# Task prompt
Word for word, reproduce all of the entries shown below.
BEGIN
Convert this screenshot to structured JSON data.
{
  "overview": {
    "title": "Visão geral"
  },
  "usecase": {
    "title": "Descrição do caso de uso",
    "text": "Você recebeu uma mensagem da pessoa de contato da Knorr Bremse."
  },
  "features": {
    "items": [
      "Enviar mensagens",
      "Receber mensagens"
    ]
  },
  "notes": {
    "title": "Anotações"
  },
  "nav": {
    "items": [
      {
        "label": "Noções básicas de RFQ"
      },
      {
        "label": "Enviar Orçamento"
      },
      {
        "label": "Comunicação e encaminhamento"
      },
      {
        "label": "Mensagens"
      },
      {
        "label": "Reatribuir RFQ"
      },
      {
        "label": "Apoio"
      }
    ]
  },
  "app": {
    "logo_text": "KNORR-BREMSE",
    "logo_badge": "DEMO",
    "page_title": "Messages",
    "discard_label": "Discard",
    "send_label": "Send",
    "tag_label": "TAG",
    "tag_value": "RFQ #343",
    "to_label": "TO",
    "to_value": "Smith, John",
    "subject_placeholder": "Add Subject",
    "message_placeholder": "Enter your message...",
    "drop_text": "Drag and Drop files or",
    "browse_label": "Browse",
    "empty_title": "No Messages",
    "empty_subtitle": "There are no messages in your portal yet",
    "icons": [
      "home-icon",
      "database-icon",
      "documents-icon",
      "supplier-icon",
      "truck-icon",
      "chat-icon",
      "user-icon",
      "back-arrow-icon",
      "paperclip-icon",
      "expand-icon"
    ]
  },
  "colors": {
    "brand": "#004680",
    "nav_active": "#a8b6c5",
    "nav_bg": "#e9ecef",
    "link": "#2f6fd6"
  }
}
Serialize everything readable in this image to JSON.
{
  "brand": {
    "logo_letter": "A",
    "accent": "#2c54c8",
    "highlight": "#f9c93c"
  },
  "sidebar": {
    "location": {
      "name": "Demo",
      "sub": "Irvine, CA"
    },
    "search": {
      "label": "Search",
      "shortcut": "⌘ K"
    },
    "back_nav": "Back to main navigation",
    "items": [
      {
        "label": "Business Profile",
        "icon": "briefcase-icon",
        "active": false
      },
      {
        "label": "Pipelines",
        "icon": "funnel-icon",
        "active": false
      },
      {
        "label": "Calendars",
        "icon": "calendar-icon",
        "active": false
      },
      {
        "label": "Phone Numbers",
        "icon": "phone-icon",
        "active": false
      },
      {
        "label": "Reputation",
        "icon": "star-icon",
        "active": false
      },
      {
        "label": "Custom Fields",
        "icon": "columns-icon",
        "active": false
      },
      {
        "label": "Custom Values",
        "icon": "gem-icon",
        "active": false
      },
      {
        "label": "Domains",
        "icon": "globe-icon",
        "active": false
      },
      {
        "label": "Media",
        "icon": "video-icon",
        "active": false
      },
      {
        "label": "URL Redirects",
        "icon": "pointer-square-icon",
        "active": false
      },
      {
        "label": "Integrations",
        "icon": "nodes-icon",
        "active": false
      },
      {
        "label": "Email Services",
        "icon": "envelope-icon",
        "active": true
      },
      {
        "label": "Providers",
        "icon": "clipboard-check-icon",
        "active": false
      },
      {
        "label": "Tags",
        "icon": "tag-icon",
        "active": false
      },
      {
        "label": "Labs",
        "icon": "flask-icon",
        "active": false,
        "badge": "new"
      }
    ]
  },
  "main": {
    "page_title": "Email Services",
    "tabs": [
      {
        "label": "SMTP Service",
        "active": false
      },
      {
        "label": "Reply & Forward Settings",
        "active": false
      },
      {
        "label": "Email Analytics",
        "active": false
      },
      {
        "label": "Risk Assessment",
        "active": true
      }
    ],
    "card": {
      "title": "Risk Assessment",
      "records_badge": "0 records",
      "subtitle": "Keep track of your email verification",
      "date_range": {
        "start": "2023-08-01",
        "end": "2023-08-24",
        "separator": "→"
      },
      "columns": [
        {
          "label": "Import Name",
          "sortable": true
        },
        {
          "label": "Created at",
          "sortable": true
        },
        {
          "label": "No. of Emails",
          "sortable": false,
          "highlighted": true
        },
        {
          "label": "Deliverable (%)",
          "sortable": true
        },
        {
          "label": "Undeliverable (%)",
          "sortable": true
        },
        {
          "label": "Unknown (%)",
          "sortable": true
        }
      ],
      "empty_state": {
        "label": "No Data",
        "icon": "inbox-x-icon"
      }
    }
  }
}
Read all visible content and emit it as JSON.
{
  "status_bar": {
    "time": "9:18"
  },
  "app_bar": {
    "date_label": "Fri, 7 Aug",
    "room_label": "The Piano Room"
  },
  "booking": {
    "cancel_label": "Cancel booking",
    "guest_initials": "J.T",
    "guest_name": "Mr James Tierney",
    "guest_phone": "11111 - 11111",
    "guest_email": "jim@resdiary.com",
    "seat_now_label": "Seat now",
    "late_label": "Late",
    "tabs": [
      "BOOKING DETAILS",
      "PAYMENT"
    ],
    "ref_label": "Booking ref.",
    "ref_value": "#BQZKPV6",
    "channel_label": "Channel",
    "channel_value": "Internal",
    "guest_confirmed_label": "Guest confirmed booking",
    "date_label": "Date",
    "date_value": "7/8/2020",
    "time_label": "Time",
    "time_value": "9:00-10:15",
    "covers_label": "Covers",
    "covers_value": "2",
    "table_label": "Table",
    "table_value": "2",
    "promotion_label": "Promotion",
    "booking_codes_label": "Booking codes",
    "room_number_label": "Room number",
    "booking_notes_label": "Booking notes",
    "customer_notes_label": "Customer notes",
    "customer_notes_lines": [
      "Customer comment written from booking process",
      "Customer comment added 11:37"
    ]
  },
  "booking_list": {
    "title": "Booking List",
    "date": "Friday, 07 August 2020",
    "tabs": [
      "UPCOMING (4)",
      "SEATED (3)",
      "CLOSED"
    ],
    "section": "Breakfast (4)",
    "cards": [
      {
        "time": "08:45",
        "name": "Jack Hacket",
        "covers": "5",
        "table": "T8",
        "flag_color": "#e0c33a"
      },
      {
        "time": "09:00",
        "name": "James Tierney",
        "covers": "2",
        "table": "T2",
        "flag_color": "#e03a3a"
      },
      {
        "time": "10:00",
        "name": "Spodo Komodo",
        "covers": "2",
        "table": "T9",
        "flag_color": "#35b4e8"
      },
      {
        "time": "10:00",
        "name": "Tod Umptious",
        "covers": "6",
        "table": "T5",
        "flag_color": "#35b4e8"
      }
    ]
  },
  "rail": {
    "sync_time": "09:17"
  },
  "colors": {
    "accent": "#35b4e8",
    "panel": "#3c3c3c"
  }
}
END
# Solution for this problem
Convert this screenshot to structured JSON data.
{
  "overview": {
    "title": "Visão geral"
  },
  "usecase": {
    "title": "Descrição do caso de uso",
    "text": "Você recebeu uma mensagem da pessoa de contato da Knorr Bremse."
  },
  "features": {
    "items": [
      "Enviar mensagens",
      "Receber mensagens"
    ]
  },
  "notes": {
    "title": "Anotações"
  },
  "nav": {
    "items": [
      {
        "label": "Noções básicas de RFQ"
      },
      {
        "label": "Enviar Orçamento"
      },
      {
        "label": "Comunicação e encaminhamento"
      },
      {
        "label": "Mensagens"
      },
      {
        "label": "Reatribuir RFQ"
      },
      {
        "label": "Apoio"
      }
    ]
  },
  "app": {
    "logo_text": "KNORR-BREMSE",
    "logo_badge": "DEMO",
    "page_title": "Messages",
    "discard_label": "Discard",
    "send_label": "Send",
    "tag_label": "TAG",
    "tag_value": "RFQ #343",
    "to_label": "TO",
    "to_value": "Smith, John",
    "subject_placeholder": "Add Subject",
    "message_placeholder": "Enter your message...",
    "drop_text": "Drag and Drop files or",
    "browse_label": "Browse",
    "empty_title": "No Messages",
    "empty_subtitle": "There are no messages in your portal yet",
    "icons": [
      "home-icon",
      "database-icon",
      "documents-icon",
      "supplier-icon",
      "truck-icon",
      "chat-icon",
      "user-icon",
      "back-arrow-icon",
      "paperclip-icon",
      "expand-icon"
    ]
  },
  "colors": {
    "brand": "#004680",
    "nav_active": "#a8b6c5",
    "nav_bg": "#e9ecef",
    "link": "#2f6fd6"
  }
}
Serialize everything readable in this image to JSON.
{
  "brand": {
    "logo_letter": "A",
    "accent": "#2c54c8",
    "highlight": "#f9c93c"
  },
  "sidebar": {
    "location": {
      "name": "Demo",
      "sub": "Irvine, CA"
    },
    "search": {
      "label": "Search",
      "shortcut": "⌘ K"
    },
    "back_nav": "Back to main navigation",
    "items": [
      {
        "label": "Business Profile",
        "icon": "briefcase-icon",
        "active": false
      },
      {
        "label": "Pipelines",
        "icon": "funnel-icon",
        "active": false
      },
      {
        "label": "Calendars",
        "icon": "calendar-icon",
        "active": false
      },
      {
        "label": "Phone Numbers",
        "icon": "phone-icon",
        "active": false
      },
      {
        "label": "Reputation",
        "icon": "star-icon",
        "active": false
      },
      {
        "label": "Custom Fields",
        "icon": "columns-icon",
        "active": false
      },
      {
        "label": "Custom Values",
        "icon": "gem-icon",
        "active": false
      },
      {
        "label": "Domains",
        "icon": "globe-icon",
        "active": false
      },
      {
        "label": "Media",
        "icon": "video-icon",
        "active": false
      },
      {
        "label": "URL Redirects",
        "icon": "pointer-square-icon",
        "active": false
      },
      {
        "label": "Integrations",
        "icon": "nodes-icon",
        "active": false
      },
      {
        "label": "Email Services",
        "icon": "envelope-icon",
        "active": true
      },
      {
        "label": "Providers",
        "icon": "clipboard-check-icon",
        "active": false
      },
      {
        "label": "Tags",
        "icon": "tag-icon",
        "active": false
      },
      {
        "label": "Labs",
        "icon": "flask-icon",
        "active": false,
        "badge": "new"
      }
    ]
  },
  "main": {
    "page_title": "Email Services",
    "tabs": [
      {
        "label": "SMTP Service",
        "active": false
      },
      {
        "label": "Reply & Forward Settings",
        "active": false
      },
      {
        "label": "Email Analytics",
        "active": false
      },
      {
        "label": "Risk Assessment",
        "active": true
      }
    ],
    "card": {
      "title": "Risk Assessment",
      "records_badge": "0 records",
      "subtitle": "Keep track of your email verification",
      "date_range": {
        "start": "2023-08-01",
        "end": "2023-08-24",
        "separator": "→"
      },
      "columns": [
        {
          "label": "Import Name",
          "sortable": true
        },
        {
          "label": "Created at",
          "sortable": true
        },
        {
          "label": "No. of Emails",
          "sortable": false,
          "highlighted": true
        },
        {
          "label": "Deliverable (%)",
          "sortable": true
        },
        {
          "label": "Undeliverable (%)",
          "sortable": true
        },
        {
          "label": "Unknown (%)",
          "sortable": true
        }
      ],
      "empty_state": {
        "label": "No Data",
        "icon": "inbox-x-icon"
      }
    }
  }
}
Read all visible content and emit it as JSON.
{
  "status_bar": {
    "time": "9:18"
  },
  "app_bar": {
    "date_label": "Fri, 7 Aug",
    "room_label": "The Piano Room"
  },
  "booking": {
    "cancel_label": "Cancel booking",
    "guest_initials": "J.T",
    "guest_name": "Mr James Tierney",
    "guest_phone": "11111 - 11111",
    "guest_email": "jim@resdiary.com",
    "seat_now_label": "Seat now",
    "late_label": "Late",
    "tabs": [
      "BOOKING DETAILS",
      "PAYMENT"
    ],
    "ref_label": "Booking ref.",
    "ref_value": "#BQZKPV6",
    "channel_label": "Channel",
    "channel_value": "Internal",
    "guest_confirmed_label": "Guest confirmed booking",
    "date_label": "Date",
    "date_value": "7/8/2020",
    "time_label": "Time",
    "time_value": "9:00-10:15",
    "covers_label": "Covers",
    "covers_value": "2",
    "table_label": "Table",
    "table_value": "2",
    "promotion_label": "Promotion",
    "booking_codes_label": "Booking codes",
    "room_number_label": "Room number",
    "booking_notes_label": "Booking notes",
    "customer_notes_label": "Customer notes",
    "customer_notes_lines": [
      "Customer comment written from booking process",
      "Customer comment added 11:37"
    ]
  },
  "booking_list": {
    "title": "Booking List",
    "date": "Friday, 07 August 2020",
    "tabs": [
      "UPCOMING (4)",
      "SEATED (3)",
      "CLOSED"
    ],
    "section": "Breakfast (4)",
    "cards": [
      {
        "time": "08:45",
        "name": "Jack Hacket",
        "covers": "5",
        "table": "T8",
        "flag_color": "#e0c33a"
      },
      {
        "time": "09:00",
        "name": "James Tierney",
        "covers": "2",
        "table": "T2",
        "flag_color": "#e03a3a"
      },
      {
        "time": "10:00",
        "name": "Spodo Komodo",
        "covers": "2",
        "table": "T9",
        "flag_color": "#35b4e8"
      },
      {
        "time": "10:00",
        "name": "Tod Umptious",
        "covers": "6",
        "table": "T5",
        "flag_color": "#35b4e8"
      }
    ]
  },
  "rail": {
    "sync_time": "09:17"
  },
  "colors": {
    "accent": "#35b4e8",
    "panel": "#3c3c3c"
  }
}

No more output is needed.